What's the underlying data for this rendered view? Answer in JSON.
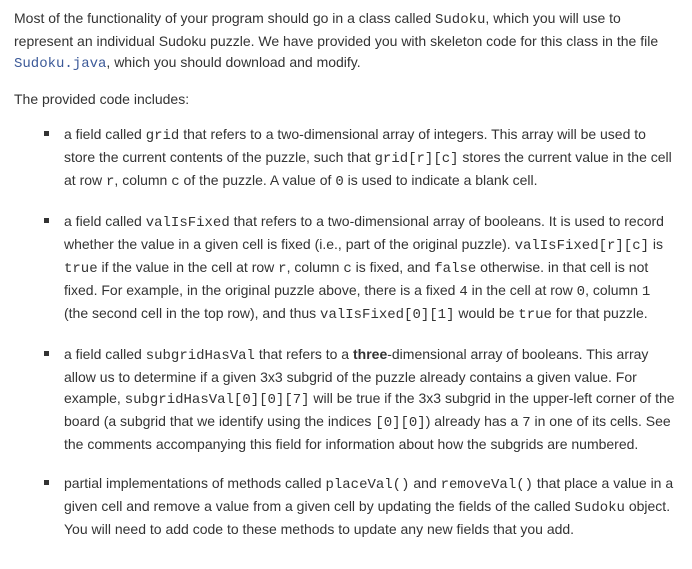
{
  "intro": {
    "p1_a": "Most of the functionality of your program should go in a class called ",
    "p1_code1": "Sudoku",
    "p1_b": ", which you will use to represent an individual Sudoku puzzle. We have provided you with skeleton code for this class in the file ",
    "p1_link": "Sudoku.java",
    "p1_c": ", which you should download and modify."
  },
  "lead": "The provided code includes:",
  "items": [
    {
      "segs": [
        {
          "t": "text",
          "v": "a field called "
        },
        {
          "t": "code",
          "v": "grid"
        },
        {
          "t": "text",
          "v": " that refers to a two-dimensional array of integers. This array will be used to store the current contents of the puzzle, such that "
        },
        {
          "t": "code",
          "v": "grid[r][c]"
        },
        {
          "t": "text",
          "v": " stores the current value in the cell at row "
        },
        {
          "t": "code",
          "v": "r"
        },
        {
          "t": "text",
          "v": ", column "
        },
        {
          "t": "code",
          "v": "c"
        },
        {
          "t": "text",
          "v": " of the puzzle. A value of "
        },
        {
          "t": "code",
          "v": "0"
        },
        {
          "t": "text",
          "v": " is used to indicate a blank cell."
        }
      ]
    },
    {
      "segs": [
        {
          "t": "text",
          "v": "a field called "
        },
        {
          "t": "code",
          "v": "valIsFixed"
        },
        {
          "t": "text",
          "v": " that refers to a two-dimensional array of booleans. It is used to record whether the value in a given cell is fixed (i.e., part of the original puzzle). "
        },
        {
          "t": "code",
          "v": "valIsFixed[r][c]"
        },
        {
          "t": "text",
          "v": " is "
        },
        {
          "t": "code",
          "v": "true"
        },
        {
          "t": "text",
          "v": " if the value in the cell at row "
        },
        {
          "t": "code",
          "v": "r"
        },
        {
          "t": "text",
          "v": ", column "
        },
        {
          "t": "code",
          "v": "c"
        },
        {
          "t": "text",
          "v": " is fixed, and "
        },
        {
          "t": "code",
          "v": "false"
        },
        {
          "t": "text",
          "v": " otherwise. in that cell is not fixed. For example, in the original puzzle above, there is a fixed "
        },
        {
          "t": "code",
          "v": "4"
        },
        {
          "t": "text",
          "v": " in the cell at row "
        },
        {
          "t": "code",
          "v": "0"
        },
        {
          "t": "text",
          "v": ", column "
        },
        {
          "t": "code",
          "v": "1"
        },
        {
          "t": "text",
          "v": " (the second cell in the top row), and thus "
        },
        {
          "t": "code",
          "v": "valIsFixed[0][1]"
        },
        {
          "t": "text",
          "v": " would be "
        },
        {
          "t": "code",
          "v": "true"
        },
        {
          "t": "text",
          "v": " for that puzzle."
        }
      ]
    },
    {
      "segs": [
        {
          "t": "text",
          "v": "a field called "
        },
        {
          "t": "code",
          "v": "subgridHasVal"
        },
        {
          "t": "text",
          "v": " that refers to a "
        },
        {
          "t": "bold",
          "v": "three"
        },
        {
          "t": "text",
          "v": "-dimensional array of booleans. This array allow us to determine if a given 3x3 subgrid of the puzzle already contains a given value. For example, "
        },
        {
          "t": "code",
          "v": "subgridHasVal[0][0][7]"
        },
        {
          "t": "text",
          "v": " will be true if the 3x3 subgrid in the upper-left corner of the board (a subgrid that we identify using the indices "
        },
        {
          "t": "code",
          "v": "[0][0]"
        },
        {
          "t": "text",
          "v": ") already has a "
        },
        {
          "t": "code",
          "v": "7"
        },
        {
          "t": "text",
          "v": " in one of its cells. See the comments accompanying this field for information about how the subgrids are numbered."
        }
      ]
    },
    {
      "segs": [
        {
          "t": "text",
          "v": "partial implementations of methods called "
        },
        {
          "t": "code",
          "v": "placeVal()"
        },
        {
          "t": "text",
          "v": " and "
        },
        {
          "t": "code",
          "v": "removeVal()"
        },
        {
          "t": "text",
          "v": " that place a value in a given cell and remove a value from a given cell by updating the fields of the called "
        },
        {
          "t": "code",
          "v": "Sudoku"
        },
        {
          "t": "text",
          "v": " object. You will need to add code to these methods to update any new fields that you add."
        }
      ]
    }
  ]
}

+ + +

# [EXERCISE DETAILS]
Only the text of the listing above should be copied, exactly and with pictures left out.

# [WRITTEN RESPONSE]
What's the underlying data for this rendered view? Answer in JSON.
{
  "intro": {
    "p1_a": "Most of the functionality of your program should go in a class called ",
    "p1_code1": "Sudoku",
    "p1_b": ", which you will use to represent an individual Sudoku puzzle. We have provided you with skeleton code for this class in the file ",
    "p1_link": "Sudoku.java",
    "p1_c": ", which you should download and modify."
  },
  "lead": "The provided code includes:",
  "items": [
    {
      "segs": [
        {
          "t": "text",
          "v": "a field called "
        },
        {
          "t": "code",
          "v": "grid"
        },
        {
          "t": "text",
          "v": " that refers to a two-dimensional array of integers. This array will be used to store the current contents of the puzzle, such that "
        },
        {
          "t": "code",
          "v": "grid[r][c]"
        },
        {
          "t": "text",
          "v": " stores the current value in the cell at row "
        },
        {
          "t": "code",
          "v": "r"
        },
        {
          "t": "text",
          "v": ", column "
        },
        {
          "t": "code",
          "v": "c"
        },
        {
          "t": "text",
          "v": " of the puzzle. A value of "
        },
        {
          "t": "code",
          "v": "0"
        },
        {
          "t": "text",
          "v": " is used to indicate a blank cell."
        }
      ]
    },
    {
      "segs": [
        {
          "t": "text",
          "v": "a field called "
        },
        {
          "t": "code",
          "v": "valIsFixed"
        },
        {
          "t": "text",
          "v": " that refers to a two-dimensional array of booleans. It is used to record whether the value in a given cell is fixed (i.e., part of the original puzzle). "
        },
        {
          "t": "code",
          "v": "valIsFixed[r][c]"
        },
        {
          "t": "text",
          "v": " is "
        },
        {
          "t": "code",
          "v": "true"
        },
        {
          "t": "text",
          "v": " if the value in the cell at row "
        },
        {
          "t": "code",
          "v": "r"
        },
        {
          "t": "text",
          "v": ", column "
        },
        {
          "t": "code",
          "v": "c"
        },
        {
          "t": "text",
          "v": " is fixed, and "
        },
        {
          "t": "code",
          "v": "false"
        },
        {
          "t": "text",
          "v": " otherwise. in that cell is not fixed. For example, in the original puzzle above, there is a fixed "
        },
        {
          "t": "code",
          "v": "4"
        },
        {
          "t": "text",
          "v": " in the cell at row "
        },
        {
          "t": "code",
          "v": "0"
        },
        {
          "t": "text",
          "v": ", column "
        },
        {
          "t": "code",
          "v": "1"
        },
        {
          "t": "text",
          "v": " (the second cell in the top row), and thus "
        },
        {
          "t": "code",
          "v": "valIsFixed[0][1]"
        },
        {
          "t": "text",
          "v": " would be "
        },
        {
          "t": "code",
          "v": "true"
        },
        {
          "t": "text",
          "v": " for that puzzle."
        }
      ]
    },
    {
      "segs": [
        {
          "t": "text",
          "v": "a field called "
        },
        {
          "t": "code",
          "v": "subgridHasVal"
        },
        {
          "t": "text",
          "v": " that refers to a "
        },
        {
          "t": "bold",
          "v": "three"
        },
        {
          "t": "text",
          "v": "-dimensional array of booleans. This array allow us to determine if a given 3x3 subgrid of the puzzle already contains a given value. For example, "
        },
        {
          "t": "code",
          "v": "subgridHasVal[0][0][7]"
        },
        {
          "t": "text",
          "v": " will be true if the 3x3 subgrid in the upper-left corner of the board (a subgrid that we identify using the indices "
        },
        {
          "t": "code",
          "v": "[0][0]"
        },
        {
          "t": "text",
          "v": ") already has a "
        },
        {
          "t": "code",
          "v": "7"
        },
        {
          "t": "text",
          "v": " in one of its cells. See the comments accompanying this field for information about how the subgrids are numbered."
        }
      ]
    },
    {
      "segs": [
        {
          "t": "text",
          "v": "partial implementations of methods called "
        },
        {
          "t": "code",
          "v": "placeVal()"
        },
        {
          "t": "text",
          "v": " and "
        },
        {
          "t": "code",
          "v": "removeVal()"
        },
        {
          "t": "text",
          "v": " that place a value in a given cell and remove a value from a given cell by updating the fields of the called "
        },
        {
          "t": "code",
          "v": "Sudoku"
        },
        {
          "t": "text",
          "v": " object. You will need to add code to these methods to update any new fields that you add."
        }
      ]
    }
  ]
}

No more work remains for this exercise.